Bahrain, officially, Kingdom of Bahrain, a small island nation of southwestern Asia. It is situated in the Persian Gulf about midway between Saudi Arabia and Qatar. The country consists of a main island, called Bahrain, and a number of smaller ones, including Muharraq, Sitrah, and the Hawar Islands. Muharraq, Sitrah, and the country of Saudi Arabia are linked by causeway to Bahrain. The entire country has an area of only 257 square miles (665 km 2).
Much of the island of Bahrain is low and flat, but toward the interior the land rises gradually to about 400 feet (122 m) above sea level. Rainfall averages less than 5 inches (127 mm) annually; high temperatures and high humidity prevail most of the year.
Manama is the capital and largest city of Bahrain. Arabic is the language used by most Bahrainis. English, Farsi ans Urdu are also spoken. Most of the people are Arabs and followers of the Islamic faith. Bahrain's literacy rate is about 90 per cent. Schooling is free for all children.

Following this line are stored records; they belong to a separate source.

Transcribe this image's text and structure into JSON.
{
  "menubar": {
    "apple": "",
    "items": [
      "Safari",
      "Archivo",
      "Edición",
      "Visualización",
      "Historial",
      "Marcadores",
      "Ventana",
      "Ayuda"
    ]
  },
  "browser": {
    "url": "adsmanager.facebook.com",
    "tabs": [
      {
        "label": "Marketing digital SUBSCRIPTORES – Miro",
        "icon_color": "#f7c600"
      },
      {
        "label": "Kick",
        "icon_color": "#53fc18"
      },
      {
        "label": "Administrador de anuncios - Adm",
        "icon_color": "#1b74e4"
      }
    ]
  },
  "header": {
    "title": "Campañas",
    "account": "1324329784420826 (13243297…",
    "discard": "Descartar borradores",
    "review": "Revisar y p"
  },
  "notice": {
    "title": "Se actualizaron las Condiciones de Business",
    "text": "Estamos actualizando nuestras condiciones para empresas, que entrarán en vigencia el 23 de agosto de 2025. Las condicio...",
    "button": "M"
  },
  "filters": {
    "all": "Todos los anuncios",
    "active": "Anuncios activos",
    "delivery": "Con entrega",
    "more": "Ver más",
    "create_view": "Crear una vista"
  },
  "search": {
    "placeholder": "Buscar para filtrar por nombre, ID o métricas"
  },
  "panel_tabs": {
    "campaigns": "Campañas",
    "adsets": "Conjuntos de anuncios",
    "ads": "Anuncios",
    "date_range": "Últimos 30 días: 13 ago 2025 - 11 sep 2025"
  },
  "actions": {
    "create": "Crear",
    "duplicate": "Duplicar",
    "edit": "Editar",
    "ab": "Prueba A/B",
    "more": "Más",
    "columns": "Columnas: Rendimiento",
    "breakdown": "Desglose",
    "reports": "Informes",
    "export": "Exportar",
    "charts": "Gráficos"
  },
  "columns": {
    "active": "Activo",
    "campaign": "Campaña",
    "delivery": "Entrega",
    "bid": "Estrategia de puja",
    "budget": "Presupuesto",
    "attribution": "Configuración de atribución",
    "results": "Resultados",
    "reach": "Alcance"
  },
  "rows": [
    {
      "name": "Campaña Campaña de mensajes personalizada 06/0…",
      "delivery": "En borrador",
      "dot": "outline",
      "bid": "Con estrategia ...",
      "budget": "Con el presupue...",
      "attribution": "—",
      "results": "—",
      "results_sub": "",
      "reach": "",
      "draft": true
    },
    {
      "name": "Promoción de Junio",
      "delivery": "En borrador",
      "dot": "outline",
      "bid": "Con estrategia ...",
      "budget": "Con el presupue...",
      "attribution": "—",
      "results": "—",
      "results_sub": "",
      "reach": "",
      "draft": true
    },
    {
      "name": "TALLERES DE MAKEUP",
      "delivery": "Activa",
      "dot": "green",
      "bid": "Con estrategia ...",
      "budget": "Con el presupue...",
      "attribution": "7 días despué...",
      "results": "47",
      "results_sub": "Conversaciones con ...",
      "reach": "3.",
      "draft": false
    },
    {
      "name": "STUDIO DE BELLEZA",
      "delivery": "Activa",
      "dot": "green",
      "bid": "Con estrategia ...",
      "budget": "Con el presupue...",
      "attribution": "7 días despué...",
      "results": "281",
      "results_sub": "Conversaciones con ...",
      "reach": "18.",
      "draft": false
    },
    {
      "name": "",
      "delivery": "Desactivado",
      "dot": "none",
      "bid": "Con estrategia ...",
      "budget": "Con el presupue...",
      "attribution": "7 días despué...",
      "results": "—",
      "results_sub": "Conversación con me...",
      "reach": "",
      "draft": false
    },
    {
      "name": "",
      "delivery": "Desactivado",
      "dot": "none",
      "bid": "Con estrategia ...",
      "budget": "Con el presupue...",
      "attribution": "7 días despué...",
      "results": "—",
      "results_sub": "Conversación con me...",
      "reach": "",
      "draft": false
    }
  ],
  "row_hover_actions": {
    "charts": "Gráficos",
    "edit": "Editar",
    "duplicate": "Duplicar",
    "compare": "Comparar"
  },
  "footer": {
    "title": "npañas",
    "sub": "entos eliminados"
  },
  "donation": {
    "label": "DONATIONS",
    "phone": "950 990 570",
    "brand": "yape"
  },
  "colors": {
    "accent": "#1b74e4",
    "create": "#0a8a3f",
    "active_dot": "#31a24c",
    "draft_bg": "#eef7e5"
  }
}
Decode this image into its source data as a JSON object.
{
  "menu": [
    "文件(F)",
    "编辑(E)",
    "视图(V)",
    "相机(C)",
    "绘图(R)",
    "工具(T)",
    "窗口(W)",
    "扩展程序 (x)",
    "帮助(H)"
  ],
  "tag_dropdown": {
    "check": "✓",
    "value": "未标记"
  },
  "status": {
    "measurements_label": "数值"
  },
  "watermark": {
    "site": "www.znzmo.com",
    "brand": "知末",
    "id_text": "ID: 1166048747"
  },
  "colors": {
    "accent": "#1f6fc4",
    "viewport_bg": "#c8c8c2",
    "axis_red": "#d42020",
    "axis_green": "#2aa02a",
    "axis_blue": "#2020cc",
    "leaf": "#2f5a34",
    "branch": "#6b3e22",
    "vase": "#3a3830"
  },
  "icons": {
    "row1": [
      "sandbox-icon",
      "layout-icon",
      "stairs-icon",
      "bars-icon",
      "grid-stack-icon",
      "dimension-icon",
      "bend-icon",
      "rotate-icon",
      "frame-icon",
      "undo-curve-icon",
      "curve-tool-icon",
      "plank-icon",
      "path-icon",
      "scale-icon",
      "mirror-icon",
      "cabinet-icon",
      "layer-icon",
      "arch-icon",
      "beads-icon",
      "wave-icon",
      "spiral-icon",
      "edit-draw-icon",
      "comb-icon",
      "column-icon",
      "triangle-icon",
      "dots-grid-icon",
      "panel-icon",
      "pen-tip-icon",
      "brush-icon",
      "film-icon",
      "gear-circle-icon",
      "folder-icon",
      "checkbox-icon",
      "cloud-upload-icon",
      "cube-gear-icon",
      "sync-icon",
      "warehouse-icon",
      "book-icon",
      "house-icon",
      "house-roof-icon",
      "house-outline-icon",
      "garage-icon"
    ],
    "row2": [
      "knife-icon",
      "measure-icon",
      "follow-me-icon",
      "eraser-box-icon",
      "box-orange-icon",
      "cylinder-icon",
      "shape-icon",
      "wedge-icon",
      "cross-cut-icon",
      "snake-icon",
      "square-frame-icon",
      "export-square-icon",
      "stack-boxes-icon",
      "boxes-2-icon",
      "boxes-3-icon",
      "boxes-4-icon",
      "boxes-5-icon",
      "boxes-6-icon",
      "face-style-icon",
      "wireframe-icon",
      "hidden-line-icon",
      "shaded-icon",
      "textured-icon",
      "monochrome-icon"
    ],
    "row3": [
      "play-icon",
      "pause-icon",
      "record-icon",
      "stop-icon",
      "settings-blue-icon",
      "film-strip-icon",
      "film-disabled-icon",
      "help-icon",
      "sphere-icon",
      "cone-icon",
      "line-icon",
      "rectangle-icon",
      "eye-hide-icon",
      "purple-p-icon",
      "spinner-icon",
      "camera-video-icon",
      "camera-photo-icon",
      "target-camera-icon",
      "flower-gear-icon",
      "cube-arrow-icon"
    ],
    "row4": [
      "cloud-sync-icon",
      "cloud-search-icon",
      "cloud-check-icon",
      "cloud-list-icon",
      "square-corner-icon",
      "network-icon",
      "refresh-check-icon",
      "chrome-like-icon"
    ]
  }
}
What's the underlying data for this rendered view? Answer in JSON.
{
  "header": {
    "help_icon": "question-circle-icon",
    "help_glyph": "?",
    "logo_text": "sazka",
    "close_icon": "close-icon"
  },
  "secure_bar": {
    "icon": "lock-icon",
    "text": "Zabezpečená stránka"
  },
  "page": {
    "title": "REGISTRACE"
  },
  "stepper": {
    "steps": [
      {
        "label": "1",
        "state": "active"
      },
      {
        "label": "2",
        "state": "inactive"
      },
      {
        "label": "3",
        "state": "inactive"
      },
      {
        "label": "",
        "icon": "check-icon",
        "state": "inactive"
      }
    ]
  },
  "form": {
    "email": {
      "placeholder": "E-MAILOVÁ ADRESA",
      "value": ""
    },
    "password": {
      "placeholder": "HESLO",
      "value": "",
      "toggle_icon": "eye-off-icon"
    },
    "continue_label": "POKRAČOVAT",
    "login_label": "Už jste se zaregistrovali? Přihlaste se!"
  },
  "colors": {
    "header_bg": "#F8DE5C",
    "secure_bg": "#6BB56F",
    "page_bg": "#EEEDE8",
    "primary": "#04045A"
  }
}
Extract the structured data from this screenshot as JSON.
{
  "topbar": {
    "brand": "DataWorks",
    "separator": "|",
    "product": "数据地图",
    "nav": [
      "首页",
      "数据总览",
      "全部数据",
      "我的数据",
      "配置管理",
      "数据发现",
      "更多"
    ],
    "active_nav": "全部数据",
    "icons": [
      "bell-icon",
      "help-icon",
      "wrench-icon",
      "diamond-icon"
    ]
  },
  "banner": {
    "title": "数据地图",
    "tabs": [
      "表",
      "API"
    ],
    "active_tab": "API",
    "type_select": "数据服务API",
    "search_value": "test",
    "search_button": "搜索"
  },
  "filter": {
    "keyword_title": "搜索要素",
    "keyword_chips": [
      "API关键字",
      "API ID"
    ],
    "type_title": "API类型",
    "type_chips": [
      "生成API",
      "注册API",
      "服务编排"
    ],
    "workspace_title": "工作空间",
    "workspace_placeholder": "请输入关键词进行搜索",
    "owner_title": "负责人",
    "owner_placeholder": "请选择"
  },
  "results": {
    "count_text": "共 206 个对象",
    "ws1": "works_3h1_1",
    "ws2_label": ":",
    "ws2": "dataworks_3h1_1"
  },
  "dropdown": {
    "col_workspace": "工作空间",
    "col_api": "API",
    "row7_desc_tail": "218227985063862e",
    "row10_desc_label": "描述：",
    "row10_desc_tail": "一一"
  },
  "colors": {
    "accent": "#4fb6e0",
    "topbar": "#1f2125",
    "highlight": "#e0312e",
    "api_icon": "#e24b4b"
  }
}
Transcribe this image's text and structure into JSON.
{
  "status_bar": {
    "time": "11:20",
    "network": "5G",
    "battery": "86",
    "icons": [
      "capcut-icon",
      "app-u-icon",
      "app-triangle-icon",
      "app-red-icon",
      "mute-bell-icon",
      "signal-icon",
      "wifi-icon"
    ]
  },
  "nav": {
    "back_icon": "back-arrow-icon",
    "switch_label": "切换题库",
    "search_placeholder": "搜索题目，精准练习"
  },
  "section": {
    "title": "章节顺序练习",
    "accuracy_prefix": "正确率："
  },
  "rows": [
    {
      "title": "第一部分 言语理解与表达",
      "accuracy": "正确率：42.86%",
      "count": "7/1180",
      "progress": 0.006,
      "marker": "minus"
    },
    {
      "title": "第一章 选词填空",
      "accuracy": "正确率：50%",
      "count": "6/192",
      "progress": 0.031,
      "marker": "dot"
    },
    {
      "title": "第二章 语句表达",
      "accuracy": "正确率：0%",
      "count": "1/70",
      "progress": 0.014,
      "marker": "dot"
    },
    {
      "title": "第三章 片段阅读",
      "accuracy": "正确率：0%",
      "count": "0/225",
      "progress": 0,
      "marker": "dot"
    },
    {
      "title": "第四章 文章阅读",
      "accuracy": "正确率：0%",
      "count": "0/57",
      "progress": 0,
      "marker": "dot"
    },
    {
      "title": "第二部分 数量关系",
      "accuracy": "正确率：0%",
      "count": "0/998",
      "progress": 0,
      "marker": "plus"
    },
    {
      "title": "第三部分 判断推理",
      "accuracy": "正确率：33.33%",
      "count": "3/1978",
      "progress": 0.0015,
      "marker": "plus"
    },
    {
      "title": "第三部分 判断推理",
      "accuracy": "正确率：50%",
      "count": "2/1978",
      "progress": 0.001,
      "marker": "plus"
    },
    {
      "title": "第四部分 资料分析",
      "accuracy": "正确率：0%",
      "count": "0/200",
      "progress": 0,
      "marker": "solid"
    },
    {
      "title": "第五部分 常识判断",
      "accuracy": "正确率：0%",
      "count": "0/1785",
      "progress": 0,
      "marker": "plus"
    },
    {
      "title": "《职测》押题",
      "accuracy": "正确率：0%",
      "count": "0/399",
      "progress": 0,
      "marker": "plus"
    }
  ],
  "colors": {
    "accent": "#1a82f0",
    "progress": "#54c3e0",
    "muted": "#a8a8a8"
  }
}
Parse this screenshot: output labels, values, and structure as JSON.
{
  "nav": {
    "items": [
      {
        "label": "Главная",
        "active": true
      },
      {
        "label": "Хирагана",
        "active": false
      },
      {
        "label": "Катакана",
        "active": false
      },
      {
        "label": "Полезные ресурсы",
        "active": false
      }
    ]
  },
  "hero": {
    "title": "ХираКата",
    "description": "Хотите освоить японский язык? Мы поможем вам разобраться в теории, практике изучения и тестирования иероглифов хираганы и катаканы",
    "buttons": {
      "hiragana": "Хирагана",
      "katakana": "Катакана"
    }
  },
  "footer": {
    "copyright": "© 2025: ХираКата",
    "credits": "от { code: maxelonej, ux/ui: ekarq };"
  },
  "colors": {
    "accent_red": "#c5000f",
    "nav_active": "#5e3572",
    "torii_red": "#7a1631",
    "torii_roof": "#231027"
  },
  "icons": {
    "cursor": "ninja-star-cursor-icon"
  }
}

|Facts in brief about Bahrain|
|Official language: Arabic.|
|Official name: Kingdom of Bahrain.|
|Form of government: Constitutional monarchy. Head of state—King.|
|Area: 268 mi2 (694 km2). Greatest distances—north-south, 50 mi (80 km); east-west, 26 mi (42 km). Coastline—78 mi (126 km).|
|Elevation: Highest—Jabal ad Dukhan, 443 ft (135 m) above sea level. Lowest—sea level.|
|Population: Current estimate—722,000; density, 2,694 per mi2 (1,040 per km2); distribution, 97 percent urban, 3 percent rural. 2001 census—650,604.|
|Chief products: Agriculture—dates, tomatoes. Fishing—shrimp, crab, rabbit fish, perch, sea bream, grouper. Manufacturing—aluminum and aluminum products, ammonia, iron, liquid natural gas, methanol, refined petroleum products. Mining—natural gas, petroleum.|
|Flag: On the flag of Bahrain, a red field covers about three-fourths of the flag and adjoins the jagged edge of a vertical white stripe, which consists of five triangles. The five triangles represent the five pillars of Islam.|
|Money: Basic unit—Bahraini dinar. One thousand fils equal one dinar.|
Bahrain's economy depends heavily on the production, refining, and shipment of oil. Production and reserves, however, are relatively small. An undersea pipeline from Saudi Arabia brings in additional oil, which with local production supplies a large refinery on Sitrah. Part of the refinery's output goes back to Saudi Arabia; the rest is exported to all parts of the world.
Because of the oil industry, Bahrain is a relatively prosperous country. As part of a government plan to broaden the economy, an aluminum-manufacturing plant was built to process imported alumina, and natural gas fields are being developed. Shipping and international banking are becoming increasingly important. Fishing also contributes to the economy. Bahrain's basic currency unit is the Bahrain dinar.
Due to a reform voted on in 2001, Bahrain was changed from an emirate to a constitutional monarchy in 2002. The king is the chief of state. Bahrain has a bicameral parliament; the members of one house of parliament are elected by the people, and the members of the other are elected by the king.